# arithmetic series expressed in sigma notation

• Feb 5th 2007, 01:38 PM
kcsteven
arithmetic series expressed in sigma notation
I know that an arithmetic series of n terms can be written :
a + (a+d) + (a+2d) +...+ [a+(n-1)d] but I am not sure how to write it in sigma notation, I was thinking the lower limit would start at 1 but what about the upper limit? And since the sum of the integers is increasing each time would it be (n+1)? Could a formula be written in terms of a, d and n for the sum of this series that would make sense to me? What I am trying to say is can you explain it so I can understand it. I would appreciat it, I hope this makes sense to you, I don't know if this sounds logical, I am just trying to understand sums of series.

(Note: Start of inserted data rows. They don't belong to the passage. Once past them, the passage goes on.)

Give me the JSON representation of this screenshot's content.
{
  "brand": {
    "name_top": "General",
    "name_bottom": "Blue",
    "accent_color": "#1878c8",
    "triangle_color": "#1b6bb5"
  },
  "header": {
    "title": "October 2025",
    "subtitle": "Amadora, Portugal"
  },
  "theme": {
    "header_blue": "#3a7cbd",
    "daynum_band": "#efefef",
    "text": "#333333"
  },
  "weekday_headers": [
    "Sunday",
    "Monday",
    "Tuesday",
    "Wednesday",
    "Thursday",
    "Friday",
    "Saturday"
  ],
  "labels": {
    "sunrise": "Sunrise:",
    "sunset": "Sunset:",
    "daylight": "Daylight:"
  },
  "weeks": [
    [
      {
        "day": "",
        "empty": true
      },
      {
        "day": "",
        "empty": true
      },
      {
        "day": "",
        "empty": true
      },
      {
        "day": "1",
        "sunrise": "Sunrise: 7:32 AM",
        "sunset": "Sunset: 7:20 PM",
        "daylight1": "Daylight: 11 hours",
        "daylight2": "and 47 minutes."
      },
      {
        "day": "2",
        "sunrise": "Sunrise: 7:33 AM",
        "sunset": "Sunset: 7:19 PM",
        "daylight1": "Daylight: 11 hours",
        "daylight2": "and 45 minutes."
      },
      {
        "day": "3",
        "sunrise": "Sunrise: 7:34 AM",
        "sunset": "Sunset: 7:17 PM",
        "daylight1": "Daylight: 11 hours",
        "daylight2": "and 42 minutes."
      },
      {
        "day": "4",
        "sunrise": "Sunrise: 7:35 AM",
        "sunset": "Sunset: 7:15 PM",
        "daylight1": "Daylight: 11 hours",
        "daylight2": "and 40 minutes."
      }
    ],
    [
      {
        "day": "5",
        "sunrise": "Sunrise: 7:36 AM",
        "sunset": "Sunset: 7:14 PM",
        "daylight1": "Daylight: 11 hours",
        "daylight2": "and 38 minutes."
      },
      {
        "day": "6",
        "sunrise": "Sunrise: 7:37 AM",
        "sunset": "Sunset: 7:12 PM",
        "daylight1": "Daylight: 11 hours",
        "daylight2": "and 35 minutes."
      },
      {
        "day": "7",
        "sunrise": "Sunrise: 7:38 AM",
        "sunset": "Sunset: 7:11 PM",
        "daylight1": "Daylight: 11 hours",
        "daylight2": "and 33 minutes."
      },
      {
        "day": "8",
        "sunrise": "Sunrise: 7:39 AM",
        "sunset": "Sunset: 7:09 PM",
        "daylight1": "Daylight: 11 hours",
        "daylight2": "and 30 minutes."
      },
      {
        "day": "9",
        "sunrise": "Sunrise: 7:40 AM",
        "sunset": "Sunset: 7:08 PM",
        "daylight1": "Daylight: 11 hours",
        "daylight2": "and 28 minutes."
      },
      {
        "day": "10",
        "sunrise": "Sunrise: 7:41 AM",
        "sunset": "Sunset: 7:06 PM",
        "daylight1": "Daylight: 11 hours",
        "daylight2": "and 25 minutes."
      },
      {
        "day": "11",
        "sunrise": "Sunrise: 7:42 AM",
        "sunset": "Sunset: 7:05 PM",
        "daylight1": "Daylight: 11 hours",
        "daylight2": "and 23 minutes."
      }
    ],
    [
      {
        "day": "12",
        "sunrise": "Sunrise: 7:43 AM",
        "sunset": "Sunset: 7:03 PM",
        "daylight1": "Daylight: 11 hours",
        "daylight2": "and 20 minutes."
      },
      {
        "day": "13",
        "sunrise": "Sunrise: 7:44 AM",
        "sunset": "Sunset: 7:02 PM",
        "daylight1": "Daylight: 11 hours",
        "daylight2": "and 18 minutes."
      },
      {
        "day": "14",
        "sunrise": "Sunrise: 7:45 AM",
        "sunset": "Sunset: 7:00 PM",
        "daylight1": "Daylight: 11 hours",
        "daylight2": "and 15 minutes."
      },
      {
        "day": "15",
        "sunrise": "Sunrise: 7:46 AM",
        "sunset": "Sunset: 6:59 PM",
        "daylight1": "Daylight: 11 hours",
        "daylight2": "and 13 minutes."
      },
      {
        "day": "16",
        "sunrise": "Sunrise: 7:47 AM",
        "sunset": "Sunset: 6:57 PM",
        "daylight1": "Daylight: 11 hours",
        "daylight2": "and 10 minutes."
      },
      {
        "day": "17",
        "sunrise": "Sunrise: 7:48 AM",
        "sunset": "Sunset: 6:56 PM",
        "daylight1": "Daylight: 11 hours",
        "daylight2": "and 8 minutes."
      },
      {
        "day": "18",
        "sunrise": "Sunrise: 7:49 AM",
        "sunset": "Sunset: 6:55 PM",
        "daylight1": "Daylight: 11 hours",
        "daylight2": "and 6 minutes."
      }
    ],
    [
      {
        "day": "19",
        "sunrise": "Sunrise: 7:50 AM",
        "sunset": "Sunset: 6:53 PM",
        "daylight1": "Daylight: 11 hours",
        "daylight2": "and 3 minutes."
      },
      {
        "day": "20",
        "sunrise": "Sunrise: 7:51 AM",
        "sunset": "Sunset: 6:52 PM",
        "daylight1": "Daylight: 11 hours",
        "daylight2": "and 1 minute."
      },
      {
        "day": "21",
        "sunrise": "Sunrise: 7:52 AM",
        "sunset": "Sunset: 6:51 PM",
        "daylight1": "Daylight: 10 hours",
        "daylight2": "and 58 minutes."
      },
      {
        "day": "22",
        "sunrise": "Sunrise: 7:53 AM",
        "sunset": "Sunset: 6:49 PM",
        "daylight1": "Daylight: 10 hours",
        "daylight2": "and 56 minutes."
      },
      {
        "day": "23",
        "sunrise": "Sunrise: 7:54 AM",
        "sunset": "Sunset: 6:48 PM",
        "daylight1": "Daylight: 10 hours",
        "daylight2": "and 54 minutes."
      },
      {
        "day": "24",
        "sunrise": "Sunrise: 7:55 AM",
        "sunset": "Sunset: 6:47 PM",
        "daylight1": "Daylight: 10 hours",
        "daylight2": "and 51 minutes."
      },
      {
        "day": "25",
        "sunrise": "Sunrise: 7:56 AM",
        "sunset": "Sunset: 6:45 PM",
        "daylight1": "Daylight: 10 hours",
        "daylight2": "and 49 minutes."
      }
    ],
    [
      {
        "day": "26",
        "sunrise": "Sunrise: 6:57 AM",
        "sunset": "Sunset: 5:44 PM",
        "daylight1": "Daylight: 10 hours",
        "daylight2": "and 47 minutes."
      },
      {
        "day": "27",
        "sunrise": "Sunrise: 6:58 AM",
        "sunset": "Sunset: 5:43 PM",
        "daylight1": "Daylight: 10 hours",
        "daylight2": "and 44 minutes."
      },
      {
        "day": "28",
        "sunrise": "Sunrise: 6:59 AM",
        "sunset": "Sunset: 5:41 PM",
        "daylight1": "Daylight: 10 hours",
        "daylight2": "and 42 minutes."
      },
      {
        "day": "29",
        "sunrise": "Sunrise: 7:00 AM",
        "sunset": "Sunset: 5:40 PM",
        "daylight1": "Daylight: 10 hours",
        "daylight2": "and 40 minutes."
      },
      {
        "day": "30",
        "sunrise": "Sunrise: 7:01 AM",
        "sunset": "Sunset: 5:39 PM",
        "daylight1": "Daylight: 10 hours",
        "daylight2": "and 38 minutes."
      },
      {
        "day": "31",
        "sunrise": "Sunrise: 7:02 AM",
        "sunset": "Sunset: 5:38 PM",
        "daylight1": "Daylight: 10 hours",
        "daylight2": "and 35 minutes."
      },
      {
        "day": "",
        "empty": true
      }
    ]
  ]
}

Thank you!!!!!!!!!!
Keith Stevens
• Feb 5th 2007, 02:11 PM
Plato
$\displaystyle \sum\limits_{k = 0}^{n - 1} {\left( {a + kd} \right)} = \sum\limits_{k = 1}^n {\left( {a + \left( {k - 1} \right)d} \right)}$
• Feb 5th 2007, 02:56 PM
kcsteven
an arithmetic series of n terms
:) Thank you, I guess the light goes on a little slower for some than others, I am workin on speeding up the brain but sometime when I look at a problem or a question for a long period of time and do not understand, it is nice to have this forum to help make sense of it all.